The gamut check module also provides information about clipping arising from image processing. It is based on the external littleCMS library, and is more or less equivalent to the full gamut mode in the clipping warning module. The downsides of the gamut check module are that it doesn’t allow you to distinguish between clipping caused by luminance and gamut mapping, and it is much slower than the clipping warning indicator.
- clipping preview mode
- This allows you to choose which type of clipping you want the indicator to highlight, and can be one of the following:
- any RGB channel: Provides an over-clipping indication if any one of the three [R,G,G] channels exceeds the maximum permitted value for the histogram color space, or an under-clipping indication if the three [R,G,B] channels are too dark and are all forced to black. This was the default mode prior to darktable version 3.4.
- luminance only: Indicates any pixels that are clipped because their luminance falls outside of the range set in the “upper threshold” and “lower threshold” sliders. If this happens, it generally means that tone mapping or exposure settings have been poorly set
- saturation only: Indicates where over-saturated colors have pushed one or more of the [R,G,B] channels towards a value outside the permitted range of the histogram color space, even though the overall luminance of the pixel may lie within acceptable limits. This means this pixel color is imposible to represent in the histogram color space, and can arise from poorly set gamut mapping or saturation settings,
- full gamut: Shows the combination of the 3 previous options. This is the default mode from darktable 3.4 onwards, and it gives the most complete indication of potentially problematic pixels.
- color scheme
- By default, the indicator marks pixels with red where the upper threshold is exceeded (over-clipping) and with blue where the lower threshold is breached (under-clipping). This color scheme can be changed to black & white or purple & green for “over & under” indicators, which may be useful to improve visibility for some images.
- lower threshold
- Expressed in EV relative to the white point (which is nominally EV = 0). If the [R,G,B] channels all fall below this value, an under-clipping indicator is shown warning that the pixel may be end up being crushed to black. Use the following reference to set this threshold, depending on your intended output medium:
- 8-bit sRGB clips blacks at -12.69 EV
- 8-bit Adobe RGB clips blacks at -19.79 EV
- 16-bit sRGB clips blacks at -20.69 EV
- fine-art matte prints typically produce black at -5.30 EV

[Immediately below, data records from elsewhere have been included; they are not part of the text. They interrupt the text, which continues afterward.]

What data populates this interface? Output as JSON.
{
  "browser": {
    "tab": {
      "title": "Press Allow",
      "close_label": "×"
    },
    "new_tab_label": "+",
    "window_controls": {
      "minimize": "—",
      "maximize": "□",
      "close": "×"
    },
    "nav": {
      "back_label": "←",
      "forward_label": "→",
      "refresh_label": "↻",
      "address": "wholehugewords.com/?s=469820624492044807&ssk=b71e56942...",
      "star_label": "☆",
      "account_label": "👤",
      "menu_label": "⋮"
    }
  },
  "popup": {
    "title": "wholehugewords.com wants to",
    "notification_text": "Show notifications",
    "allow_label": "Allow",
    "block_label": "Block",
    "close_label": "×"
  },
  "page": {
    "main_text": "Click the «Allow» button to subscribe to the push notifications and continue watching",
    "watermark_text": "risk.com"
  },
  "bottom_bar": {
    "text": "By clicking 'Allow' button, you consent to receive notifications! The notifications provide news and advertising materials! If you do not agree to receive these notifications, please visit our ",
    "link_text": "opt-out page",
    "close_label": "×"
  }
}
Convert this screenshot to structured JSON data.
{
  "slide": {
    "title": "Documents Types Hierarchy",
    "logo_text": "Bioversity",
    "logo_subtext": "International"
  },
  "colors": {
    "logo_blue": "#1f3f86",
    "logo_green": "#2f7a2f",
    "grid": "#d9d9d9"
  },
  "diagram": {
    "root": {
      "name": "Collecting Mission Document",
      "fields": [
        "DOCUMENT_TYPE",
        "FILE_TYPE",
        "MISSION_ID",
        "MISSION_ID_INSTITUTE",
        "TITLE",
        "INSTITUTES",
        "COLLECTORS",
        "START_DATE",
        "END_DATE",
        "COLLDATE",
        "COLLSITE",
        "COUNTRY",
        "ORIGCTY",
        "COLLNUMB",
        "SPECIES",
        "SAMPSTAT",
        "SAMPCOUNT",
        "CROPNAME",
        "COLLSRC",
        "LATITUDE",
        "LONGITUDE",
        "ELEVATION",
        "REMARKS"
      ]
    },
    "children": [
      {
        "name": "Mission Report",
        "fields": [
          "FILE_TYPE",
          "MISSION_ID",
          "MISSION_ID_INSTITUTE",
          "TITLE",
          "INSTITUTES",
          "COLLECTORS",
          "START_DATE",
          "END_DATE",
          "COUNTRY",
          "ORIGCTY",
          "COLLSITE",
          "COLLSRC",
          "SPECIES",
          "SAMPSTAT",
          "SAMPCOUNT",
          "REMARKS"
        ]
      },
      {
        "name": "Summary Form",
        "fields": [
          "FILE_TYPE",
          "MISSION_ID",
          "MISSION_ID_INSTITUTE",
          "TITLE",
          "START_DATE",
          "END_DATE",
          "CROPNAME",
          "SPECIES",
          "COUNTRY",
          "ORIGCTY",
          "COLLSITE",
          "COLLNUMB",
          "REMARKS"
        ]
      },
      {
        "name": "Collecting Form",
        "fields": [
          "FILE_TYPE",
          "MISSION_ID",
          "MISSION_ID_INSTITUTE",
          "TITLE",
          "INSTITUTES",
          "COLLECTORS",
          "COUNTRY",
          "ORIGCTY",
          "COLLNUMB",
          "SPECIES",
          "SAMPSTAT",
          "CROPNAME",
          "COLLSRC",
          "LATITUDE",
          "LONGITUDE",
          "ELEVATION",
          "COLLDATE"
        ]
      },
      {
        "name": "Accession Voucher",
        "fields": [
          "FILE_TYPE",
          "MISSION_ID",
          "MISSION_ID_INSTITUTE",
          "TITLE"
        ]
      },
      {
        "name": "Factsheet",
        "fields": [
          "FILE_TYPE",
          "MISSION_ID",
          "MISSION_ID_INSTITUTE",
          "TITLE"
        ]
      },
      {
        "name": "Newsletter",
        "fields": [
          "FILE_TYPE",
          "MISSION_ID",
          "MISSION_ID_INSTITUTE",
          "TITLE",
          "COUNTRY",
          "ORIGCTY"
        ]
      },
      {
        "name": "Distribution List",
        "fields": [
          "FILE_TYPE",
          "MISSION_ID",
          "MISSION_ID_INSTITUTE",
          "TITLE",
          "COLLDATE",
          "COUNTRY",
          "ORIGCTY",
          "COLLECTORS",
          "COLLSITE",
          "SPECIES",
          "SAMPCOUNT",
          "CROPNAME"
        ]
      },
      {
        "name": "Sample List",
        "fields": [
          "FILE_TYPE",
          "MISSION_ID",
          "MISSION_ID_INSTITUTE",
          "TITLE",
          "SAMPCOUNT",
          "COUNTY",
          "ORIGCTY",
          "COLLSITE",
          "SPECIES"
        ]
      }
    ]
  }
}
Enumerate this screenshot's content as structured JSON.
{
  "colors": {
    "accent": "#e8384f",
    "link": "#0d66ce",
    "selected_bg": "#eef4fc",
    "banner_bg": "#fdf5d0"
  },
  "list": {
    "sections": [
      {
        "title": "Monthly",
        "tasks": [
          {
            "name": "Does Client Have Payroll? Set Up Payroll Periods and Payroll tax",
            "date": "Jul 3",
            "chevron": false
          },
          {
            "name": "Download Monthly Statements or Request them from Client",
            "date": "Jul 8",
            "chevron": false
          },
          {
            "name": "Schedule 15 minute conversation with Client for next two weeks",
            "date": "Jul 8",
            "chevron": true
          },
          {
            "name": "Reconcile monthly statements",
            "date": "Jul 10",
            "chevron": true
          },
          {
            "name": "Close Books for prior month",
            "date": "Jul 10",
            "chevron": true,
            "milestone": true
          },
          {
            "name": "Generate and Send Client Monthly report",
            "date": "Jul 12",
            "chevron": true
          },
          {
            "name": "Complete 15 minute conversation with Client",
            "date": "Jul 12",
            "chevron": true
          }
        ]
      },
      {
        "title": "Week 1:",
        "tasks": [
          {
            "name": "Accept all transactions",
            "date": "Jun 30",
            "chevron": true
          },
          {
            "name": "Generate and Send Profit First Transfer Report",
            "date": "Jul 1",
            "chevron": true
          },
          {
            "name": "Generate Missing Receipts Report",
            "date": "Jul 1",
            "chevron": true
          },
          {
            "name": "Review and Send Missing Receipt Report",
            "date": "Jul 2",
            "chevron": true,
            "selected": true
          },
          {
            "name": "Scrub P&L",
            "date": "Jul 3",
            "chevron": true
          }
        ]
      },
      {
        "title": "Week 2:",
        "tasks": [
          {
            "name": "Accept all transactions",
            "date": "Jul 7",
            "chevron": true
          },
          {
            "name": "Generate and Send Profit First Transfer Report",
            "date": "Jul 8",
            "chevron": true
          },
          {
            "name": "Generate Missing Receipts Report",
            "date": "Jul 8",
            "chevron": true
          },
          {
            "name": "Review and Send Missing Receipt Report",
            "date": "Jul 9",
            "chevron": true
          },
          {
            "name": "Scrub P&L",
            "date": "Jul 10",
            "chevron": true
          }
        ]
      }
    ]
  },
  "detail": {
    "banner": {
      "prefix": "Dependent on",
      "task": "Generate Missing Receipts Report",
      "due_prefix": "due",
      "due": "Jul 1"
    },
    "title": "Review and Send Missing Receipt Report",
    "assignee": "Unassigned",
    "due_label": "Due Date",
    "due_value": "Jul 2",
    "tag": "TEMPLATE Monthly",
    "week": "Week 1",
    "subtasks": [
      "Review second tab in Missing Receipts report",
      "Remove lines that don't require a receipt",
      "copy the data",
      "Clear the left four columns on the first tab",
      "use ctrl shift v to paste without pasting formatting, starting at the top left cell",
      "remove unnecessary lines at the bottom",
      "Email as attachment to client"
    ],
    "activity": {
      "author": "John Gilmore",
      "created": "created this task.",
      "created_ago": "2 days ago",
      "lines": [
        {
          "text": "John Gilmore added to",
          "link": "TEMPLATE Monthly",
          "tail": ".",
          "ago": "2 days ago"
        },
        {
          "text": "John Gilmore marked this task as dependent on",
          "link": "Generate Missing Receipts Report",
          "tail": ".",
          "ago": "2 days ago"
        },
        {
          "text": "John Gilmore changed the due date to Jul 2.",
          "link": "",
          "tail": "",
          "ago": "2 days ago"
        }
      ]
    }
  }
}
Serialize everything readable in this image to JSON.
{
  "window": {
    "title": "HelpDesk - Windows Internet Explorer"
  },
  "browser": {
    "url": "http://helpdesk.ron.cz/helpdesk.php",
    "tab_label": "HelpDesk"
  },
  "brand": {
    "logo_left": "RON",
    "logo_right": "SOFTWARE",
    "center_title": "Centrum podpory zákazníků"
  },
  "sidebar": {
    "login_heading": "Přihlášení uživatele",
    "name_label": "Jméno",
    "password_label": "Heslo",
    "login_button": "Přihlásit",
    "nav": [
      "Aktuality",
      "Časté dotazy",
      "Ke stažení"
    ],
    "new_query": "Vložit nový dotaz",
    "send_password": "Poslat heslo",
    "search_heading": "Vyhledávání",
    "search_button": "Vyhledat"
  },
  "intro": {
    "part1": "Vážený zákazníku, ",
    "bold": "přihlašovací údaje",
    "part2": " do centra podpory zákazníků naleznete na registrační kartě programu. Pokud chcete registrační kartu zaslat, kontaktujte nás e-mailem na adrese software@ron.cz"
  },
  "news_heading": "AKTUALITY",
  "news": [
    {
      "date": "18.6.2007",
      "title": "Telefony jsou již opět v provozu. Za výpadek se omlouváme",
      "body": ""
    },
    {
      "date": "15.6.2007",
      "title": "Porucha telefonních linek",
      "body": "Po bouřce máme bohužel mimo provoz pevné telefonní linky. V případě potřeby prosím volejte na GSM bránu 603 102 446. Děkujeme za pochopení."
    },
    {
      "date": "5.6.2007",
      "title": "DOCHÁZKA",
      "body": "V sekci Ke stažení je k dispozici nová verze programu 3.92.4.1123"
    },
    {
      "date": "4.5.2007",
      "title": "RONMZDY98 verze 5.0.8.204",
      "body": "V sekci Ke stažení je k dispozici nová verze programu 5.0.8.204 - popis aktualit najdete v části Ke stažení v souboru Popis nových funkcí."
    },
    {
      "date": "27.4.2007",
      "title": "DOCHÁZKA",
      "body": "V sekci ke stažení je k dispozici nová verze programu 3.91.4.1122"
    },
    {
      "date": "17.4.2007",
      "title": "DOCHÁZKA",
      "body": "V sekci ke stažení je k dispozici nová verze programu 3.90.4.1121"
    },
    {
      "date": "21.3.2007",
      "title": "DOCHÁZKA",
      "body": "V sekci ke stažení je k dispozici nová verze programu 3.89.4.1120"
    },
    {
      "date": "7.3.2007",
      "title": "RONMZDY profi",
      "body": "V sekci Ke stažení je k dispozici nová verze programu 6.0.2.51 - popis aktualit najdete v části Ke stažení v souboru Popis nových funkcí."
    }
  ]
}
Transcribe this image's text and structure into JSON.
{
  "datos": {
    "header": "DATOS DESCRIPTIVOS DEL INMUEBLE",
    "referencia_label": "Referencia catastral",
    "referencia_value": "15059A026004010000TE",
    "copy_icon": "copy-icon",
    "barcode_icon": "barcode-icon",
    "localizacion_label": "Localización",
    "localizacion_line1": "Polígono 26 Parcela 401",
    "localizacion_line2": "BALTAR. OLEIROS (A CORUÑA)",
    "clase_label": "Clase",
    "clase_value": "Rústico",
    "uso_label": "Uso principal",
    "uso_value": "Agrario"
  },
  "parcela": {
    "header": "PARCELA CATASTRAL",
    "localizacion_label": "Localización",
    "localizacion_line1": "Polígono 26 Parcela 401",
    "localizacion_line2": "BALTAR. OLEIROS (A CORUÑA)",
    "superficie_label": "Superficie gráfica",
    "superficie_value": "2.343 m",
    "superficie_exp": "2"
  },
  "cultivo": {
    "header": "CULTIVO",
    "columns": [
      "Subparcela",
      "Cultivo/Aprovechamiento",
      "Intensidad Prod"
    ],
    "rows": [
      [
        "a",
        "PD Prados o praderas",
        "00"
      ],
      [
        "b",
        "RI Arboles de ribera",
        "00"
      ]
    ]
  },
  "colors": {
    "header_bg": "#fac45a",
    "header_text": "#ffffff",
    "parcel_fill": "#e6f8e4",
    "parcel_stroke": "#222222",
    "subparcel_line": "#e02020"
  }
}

- color glossy prints typically produce black at -8.00 EV
- black-and-white glossy prints typically produce black at -9.00 EV
- upper threshold
- How close a pixel should be to the upper limit before being flagged by the clipping warning, expressed as a percentage. Defaults to 98%. In the case of gamut checks, this controls how close the saturation of the pixel is allowed to get to the limits of the color space’s gamut before a clipping indication is flagged.